The quick-release system is a little more obnoxious. It’s finnicky. The threads will sort of lock, but if you apply extra pressure for reassurance (to ensure no leakage), they’ll slip and need to be re-tightened. This is a casualty of the weak plastics in the valve. Alphacool could improve this by adding some user feedback for a fully secured and sealed connection, similar to the EK clear ‘pop’ upon locking.
Note that you should also expect a few drops of fluid to leak out during connection. We’d recommend putting down paper towels as a safety, then running a leak test prior to full operation.
Speaking of leaks, during connection to our Eisbaer 280 unit, we had an issue where the cheap plastic locking mechanism and its spring popped out of the valve, resultant of those aforementioned slipping threads. Fortunately, we hold the tubes up when installing these types of things, so no fluid was lost – just be careful when you’re connecting everything.
Some tests below:
Kombustor's implementation of FurMark
GTA V and DiRT Rally
Overclocking and overvolting
Baseline tests & real-world tests
Thermocouples are positioned on MOSFET #3 and on the PCB backside. We use K-Type thermocouples that are calibrated with ice water and boiling water. The thermocouples used are flat and are self-adhesive (from Omega), as recommended by thermal engineers in the industry -- including Bobby Kinstle of Corsair, whom we previously interviewed.
K-type thermocouples have a known range of approximately 2.2C. We calibrated our thermocouples by providing them an "ice bath," then providing them a boiling water bath. This provided us the information required to understand and adjust results appropriately.
As for other concerns, these were largely discussed in that EVGA test planning content. We'd mostly have to look out for (1) thermal conductivity and the impact of a thermocouple in its area of placement, and (2) electrical conductivity and avoiding inadvertent damage to components by accidentally causing an electrical short.
With Kinstle's help, we were able to locate flat thermocouples with an adhesive that will not prohibit transfer of heat between the MOSFET casing and its present thermal pads.
Our next point of concern was smaller, as it'd be easier to resolve and spot: EMI caused by inductors or the power plane PCB. We were able to avoid electromagnetic interference by routing the thermocouple wiring right, toward the less populated half of the board, and then down. The cables exit the board near the PCI-e slot and avoid crossing inductors. This resulted in no observable/measurable EMI with regard to temperature readings.
We decided to deploy AIDA64 and GPU-Z to measure direct temperatures of the GPU and the CPU (becomes relevant during torture testing, when we dump the CPU radiator's heat straight into the VRM fan). In addition to this, logging of fan speeds, VID, vCore, and other aspects of power management were logged. Because VRMs are not measurable through software, our direct thermocouples will handle that aspect of testing.

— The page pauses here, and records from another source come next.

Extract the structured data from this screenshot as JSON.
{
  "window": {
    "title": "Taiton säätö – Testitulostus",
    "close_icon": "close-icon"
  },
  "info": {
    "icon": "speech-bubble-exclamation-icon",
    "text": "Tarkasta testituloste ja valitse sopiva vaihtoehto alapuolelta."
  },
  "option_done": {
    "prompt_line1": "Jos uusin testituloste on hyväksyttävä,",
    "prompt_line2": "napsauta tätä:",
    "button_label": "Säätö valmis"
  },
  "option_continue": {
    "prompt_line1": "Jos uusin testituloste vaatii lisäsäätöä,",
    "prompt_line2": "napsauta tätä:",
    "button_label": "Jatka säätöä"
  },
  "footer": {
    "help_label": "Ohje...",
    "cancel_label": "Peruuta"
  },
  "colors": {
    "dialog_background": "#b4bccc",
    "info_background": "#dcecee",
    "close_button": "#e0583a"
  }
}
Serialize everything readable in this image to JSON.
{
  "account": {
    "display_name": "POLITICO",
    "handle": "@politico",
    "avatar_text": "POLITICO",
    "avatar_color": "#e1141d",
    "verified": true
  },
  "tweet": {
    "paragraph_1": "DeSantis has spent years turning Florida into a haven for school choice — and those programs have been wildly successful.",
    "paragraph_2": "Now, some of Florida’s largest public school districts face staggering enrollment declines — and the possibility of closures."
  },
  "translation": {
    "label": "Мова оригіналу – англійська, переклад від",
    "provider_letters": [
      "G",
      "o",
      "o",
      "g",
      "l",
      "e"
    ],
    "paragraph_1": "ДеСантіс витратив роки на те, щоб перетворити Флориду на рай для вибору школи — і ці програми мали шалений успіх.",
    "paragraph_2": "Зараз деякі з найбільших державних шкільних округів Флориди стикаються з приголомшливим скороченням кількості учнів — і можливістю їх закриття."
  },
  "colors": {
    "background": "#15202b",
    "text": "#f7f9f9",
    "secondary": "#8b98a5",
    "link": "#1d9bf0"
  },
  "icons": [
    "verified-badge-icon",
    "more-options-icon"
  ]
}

The test platform is detailed below:
|GN Test Bench 2015||Name||Courtesy Of||Cost|
|Video Card||EVGA GTX 1080 FTWs||EVGA||~$740|
|CPU||Intel i7-5930K CPU 3.8GHz||iBUYPOWER
|Memory||Corsair Dominator 32GB 3200MHz||Corsair||$210|
|Motherboard||EVGA X99 Classified||GamersNexus||$365|
|Power Supply||NZXT 1200W HALE90 V2||NZXT||$300|
|SSD||HyperX Savage SSD||Kingston Tech.||$130|
|Case||Top Deck Tech Station||GamersNexus||$250|
|CPU Cooler||NZXT Kraken X61 CLC||NZXT||$110|